Why? Because there is no one airframe that can “do it all.” And no one with half a brain tied behind their back could say that with honesty unless they were swayed by cash, power or influence.
Essentially, the Pentagon has declared the F-35 “too big to fail.” As a retired member of the U.S. Air Force and current university professor of finance who has been involved in and studied military aviation and acquisitions, I find the F-35 to be one of the greatest boondoggles in recent military purchasing history.
John Boyd could tell you what went wrong with the F-35. Gold plating. An attempt to make it be everything to everyone. The USAF, Boyd’s arm of service, hated him. The US Marines loved him. The problem with Boyd was that he told truth to power. It didn’t help his argument that he was not only a genius but a bedraggled one as well.
Here, a member of Boyd’s Fighter Mafia reveals the truth.
I believe the F-35 program should be immediately cancelled; the technologies and systems developed for it should be used in more up-to-date and cost-effective aircraft designs. Specifically, the F-35 should be replaced with a series of new designs targeted toward the specific mission requirements of the individual branches of the armed forces, in lieu of a single aircraft design trying to be everything to everyone.
Making one jet fit all? That’s simply an impossible goal.
Soldier Lays Flag Over Military Dog After He’s Put Down
A heartbreaking photo shows the moment a U.S. airman said goodbye to his best friend, his 11-year-old military working dog.

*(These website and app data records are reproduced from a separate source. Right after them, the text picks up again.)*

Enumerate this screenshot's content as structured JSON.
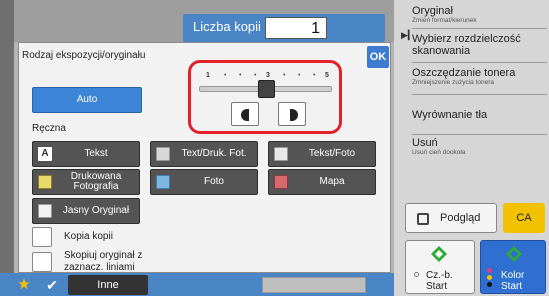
{
  "header": {
    "copies_label": "Liczba kopii",
    "copies_value": "1"
  },
  "right_panel": {
    "items": [
      {
        "title": "Oryginał",
        "subtitle": "Zmień format/kierunek"
      },
      {
        "title": "Wybierz rozdzielczość skanowania",
        "subtitle": ""
      },
      {
        "title": "Oszczędzanie tonera",
        "subtitle": "Zmniejszenie zużycia tonera"
      },
      {
        "title": "Wyrównanie tła",
        "subtitle": ""
      },
      {
        "title": "Usuń",
        "subtitle": "Usuń cień dookoła"
      }
    ],
    "preview_label": "Podgląd",
    "ca_label": "CA",
    "bw_start_line1": "Cz.-b.",
    "bw_start_line2": "Start",
    "color_start_line1": "Kolor",
    "color_start_line2": "Start"
  },
  "dialog": {
    "title": "Rodzaj ekspozycji/oryginału",
    "ok_label": "OK",
    "auto_label": "Auto",
    "manual_label": "Ręczna",
    "exposure": {
      "scale": [
        "1",
        "3",
        "5"
      ],
      "level": 3,
      "min": 1,
      "max": 5
    },
    "types": [
      {
        "label": "Tekst"
      },
      {
        "label": "Text/Druk. Fot."
      },
      {
        "label": "Tekst/Foto"
      },
      {
        "label": "Drukowana Fotografia"
      },
      {
        "label": "Foto"
      },
      {
        "label": "Mapa"
      },
      {
        "label": "Jasny Oryginał"
      }
    ],
    "checkboxes": [
      {
        "label": "Kopia kopii"
      },
      {
        "label": "Skopiuj oryginał z zaznacz. liniami"
      }
    ]
  },
  "bottom": {
    "other_label": "Inne"
  },
  "colors": {
    "accent_blue": "#3c85d8",
    "ok_blue": "#3b7bd0",
    "highlight_red": "#e4202c",
    "ca_yellow": "#f2c200",
    "start_green": "#2eaa3a",
    "type_button_gray": "#545454"
  }
}
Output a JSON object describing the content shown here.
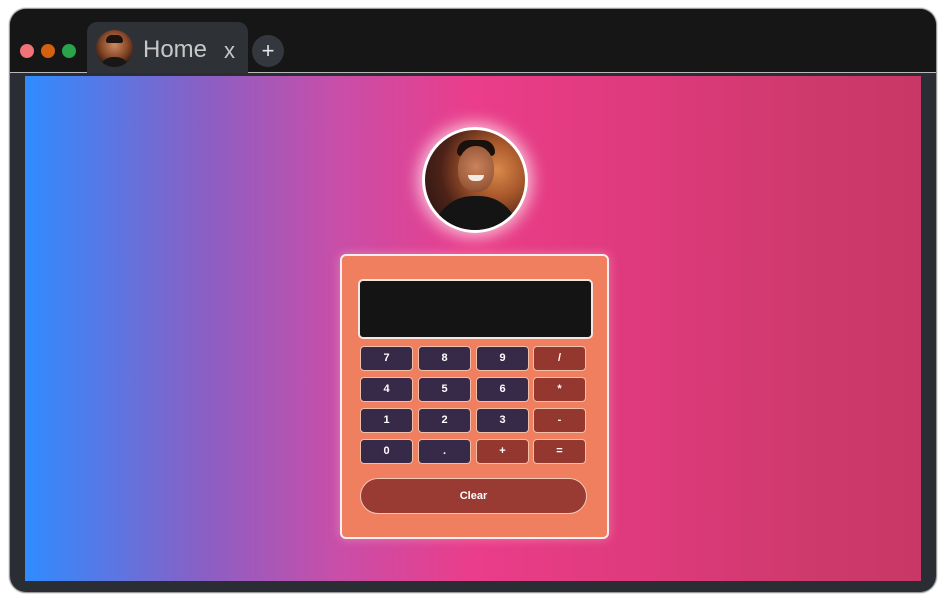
{
  "tab": {
    "title": "Home",
    "close_label": "x"
  },
  "new_tab_label": "+",
  "calculator": {
    "display_value": "",
    "keys": [
      {
        "label": "7",
        "kind": "num"
      },
      {
        "label": "8",
        "kind": "num"
      },
      {
        "label": "9",
        "kind": "num"
      },
      {
        "label": "/",
        "kind": "op"
      },
      {
        "label": "4",
        "kind": "num"
      },
      {
        "label": "5",
        "kind": "num"
      },
      {
        "label": "6",
        "kind": "num"
      },
      {
        "label": "*",
        "kind": "op"
      },
      {
        "label": "1",
        "kind": "num"
      },
      {
        "label": "2",
        "kind": "num"
      },
      {
        "label": "3",
        "kind": "num"
      },
      {
        "label": "-",
        "kind": "op"
      },
      {
        "label": "0",
        "kind": "num"
      },
      {
        "label": ".",
        "kind": "num"
      },
      {
        "label": "+",
        "kind": "op"
      },
      {
        "label": "=",
        "kind": "op"
      }
    ],
    "clear_label": "Clear"
  },
  "colors": {
    "gradient_start": "#2f8cff",
    "gradient_mid": "#ea3d8a",
    "gradient_end": "#c83766",
    "calculator_body": "#f07f5f",
    "number_key": "#372a48",
    "operator_key": "#94382f",
    "clear_button": "#993a33",
    "display_background": "#141414"
  },
  "icons": {
    "traffic_lights": [
      "close-dot",
      "minimize-dot",
      "maximize-dot"
    ],
    "tab_favicon": "user-avatar",
    "profile": "user-avatar"
  }
}
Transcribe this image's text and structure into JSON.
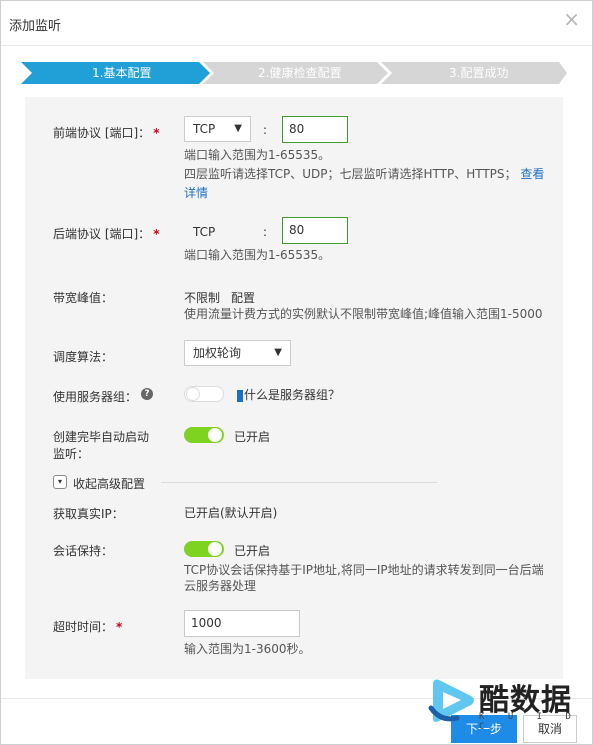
{
  "dialog": {
    "title": "添加监听",
    "close_glyph": "×"
  },
  "steps": [
    {
      "label": "1.基本配置",
      "active": true
    },
    {
      "label": "2.健康检查配置",
      "active": false
    },
    {
      "label": "3.配置成功",
      "active": false
    }
  ],
  "colors": {
    "step_active": "#21a0d8",
    "step_inactive": "#d6d6d6",
    "toggle_on": "#7ed321",
    "link": "#1e6fc3",
    "primary_button": "#1e8ce6",
    "required": "#d0021b"
  },
  "frontend": {
    "label": "前端协议 [端口]：",
    "required_mark": "*",
    "protocol_value": "TCP",
    "colon": ":",
    "port_value": "80",
    "hint1": "端口输入范围为1-65535。",
    "hint2": "四层监听请选择TCP、UDP；七层监听请选择HTTP、HTTPS；",
    "detail_link": "查看详情"
  },
  "backend": {
    "label": "后端协议 [端口]：",
    "required_mark": "*",
    "protocol_value": "TCP",
    "colon": ":",
    "port_value": "80",
    "hint": "端口输入范围为1-65535。"
  },
  "bandwidth": {
    "label": "带宽峰值：",
    "value": "不限制",
    "config_link": "配置",
    "hint": "使用流量计费方式的实例默认不限制带宽峰值;峰值输入范围1-5000"
  },
  "scheduler": {
    "label": "调度算法：",
    "value": "加权轮询"
  },
  "server_group": {
    "label": "使用服务器组：",
    "help_glyph": "?",
    "enabled": false,
    "link": "什么是服务器组？"
  },
  "auto_start": {
    "label_line1": "创建完毕自动启动",
    "label_line2": "监听：",
    "enabled": true,
    "status": "已开启"
  },
  "advanced": {
    "toggle_label": "收起高级配置"
  },
  "real_ip": {
    "label": "获取真实IP：",
    "value": "已开启(默认开启)"
  },
  "session": {
    "label": "会话保持：",
    "enabled": true,
    "status": "已开启",
    "hint_line1": "TCP协议会话保持基于IP地址,将同一IP地址的请求转发到同一台后端",
    "hint_line2": "云服务器处理"
  },
  "timeout": {
    "label": "超时时间：",
    "required_mark": "*",
    "value": "1000",
    "hint": "输入范围为1-3600秒。"
  },
  "footer": {
    "next_label": "下一步",
    "cancel_label": "取消"
  },
  "watermark": {
    "text": "酷数据",
    "sub": "K U I D C"
  }
}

According to Inside Edition, the 11-year-old German shepherd, Bodza, had to be put down last week due to health problems.

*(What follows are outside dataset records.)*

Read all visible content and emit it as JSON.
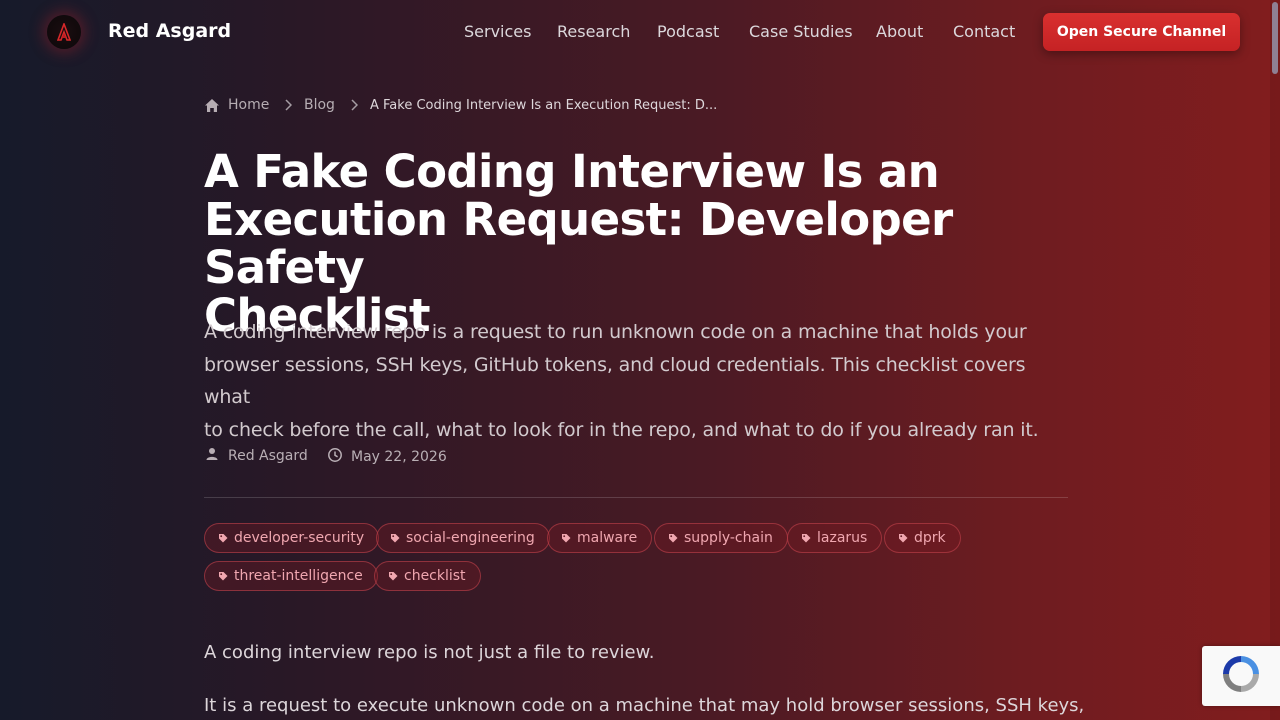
{
  "header": {
    "brand": "Red Asgard",
    "nav": [
      "Services",
      "Research",
      "Podcast",
      "Case Studies",
      "About",
      "Contact"
    ],
    "cta": "Open Secure Channel"
  },
  "breadcrumb": {
    "home": "Home",
    "blog": "Blog",
    "current": "A Fake Coding Interview Is an Execution Request: D..."
  },
  "article": {
    "title_lines": [
      "A Fake Coding Interview Is an",
      "Execution Request: Developer Safety",
      "Checklist"
    ],
    "lead_lines": [
      "A coding interview repo is a request to run unknown code on a machine that holds your",
      "browser sessions, SSH keys, GitHub tokens, and cloud credentials. This checklist covers what",
      "to check before the call, what to look for in the repo, and what to do if you already ran it."
    ],
    "author": "Red Asgard",
    "date": "May 22, 2026",
    "tags": [
      "developer-security",
      "social-engineering",
      "malware",
      "supply-chain",
      "lazarus",
      "dprk",
      "threat-intelligence",
      "checklist"
    ],
    "body": [
      "A coding interview repo is not just a file to review.",
      "It is a request to execute unknown code on a machine that may hold browser sessions, SSH keys,"
    ]
  },
  "icons": {
    "logo": "red-asgard-logo-icon",
    "home": "home-icon",
    "chevron": "chevron-right-icon",
    "author": "person-icon",
    "date": "clock-icon",
    "tag": "tag-icon",
    "recaptcha": "recaptcha-icon"
  },
  "colors": {
    "accent": "#d02a2a",
    "tag_text": "#f0a7b0",
    "title": "#ffffff"
  }
}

His owner, Air Force service member Kyle Smith, draped Old Glory over Bodza after he comforted the pup in his final moments.
“I held him in my arms the entire time. I’ve never cried that much my entire life,” said Smith.
Bodza served alongside Smith on his 2012 deployment to Kyrgyzstan. Smith’s superiors surprised him with the adoption papers a few years later when Bodza retired from service.
Please watch the video but, however, be prepared to be monumentally moved.
Animals embolden, inform and enrich our lives. But like fellow soldiers in foxholes, service dogs embody and enforce the unwritten rule that the fight is not necessarily for greater good but, instead, due to the unshakable bond between individual warriors.
This goes both ways as well. No one can forget moving photographs or videos of dogs laying prostrate for their military handlers who were killed in combat.
God bless America.
As a friend of mine says, it is past due time for America to bless God.
My father, Col Richard L Alley, passed away eight years ago today, at the age of 88. I clearly recall the one thing he said about his own father, who passed away in the front yard at the age of 80: “I just want to live longer than he did.”
And so it was.
My mother and father met in Sacramento when Dad was training at Mather Air Field. He ended up flying missions for the 8th AF in B-17s, made his missions in one piece and returned to the states, where he became an instructor in B-25s.
Here Dad is being trained to fly.
Dad’s father, Verto, served in World War I.
Verto and Kathleen married soon after. This photo got Verto through WW I.
My father, left, with his brother Jim in Kansas City, Missouri, 1925. All three brothers served in World War II. Dad chose the Air Force, Uncle Jim served in the army and Uncle Bill in the navy.
I miss my father every day and honor his service. Col Richard L. Alley, USAF, 1920 to 2009, WWII and Vietnam.
The same folded flag above is in a polished cherry walnut case no more than four feet from me as I write, with three of the brass casings fired at his salute.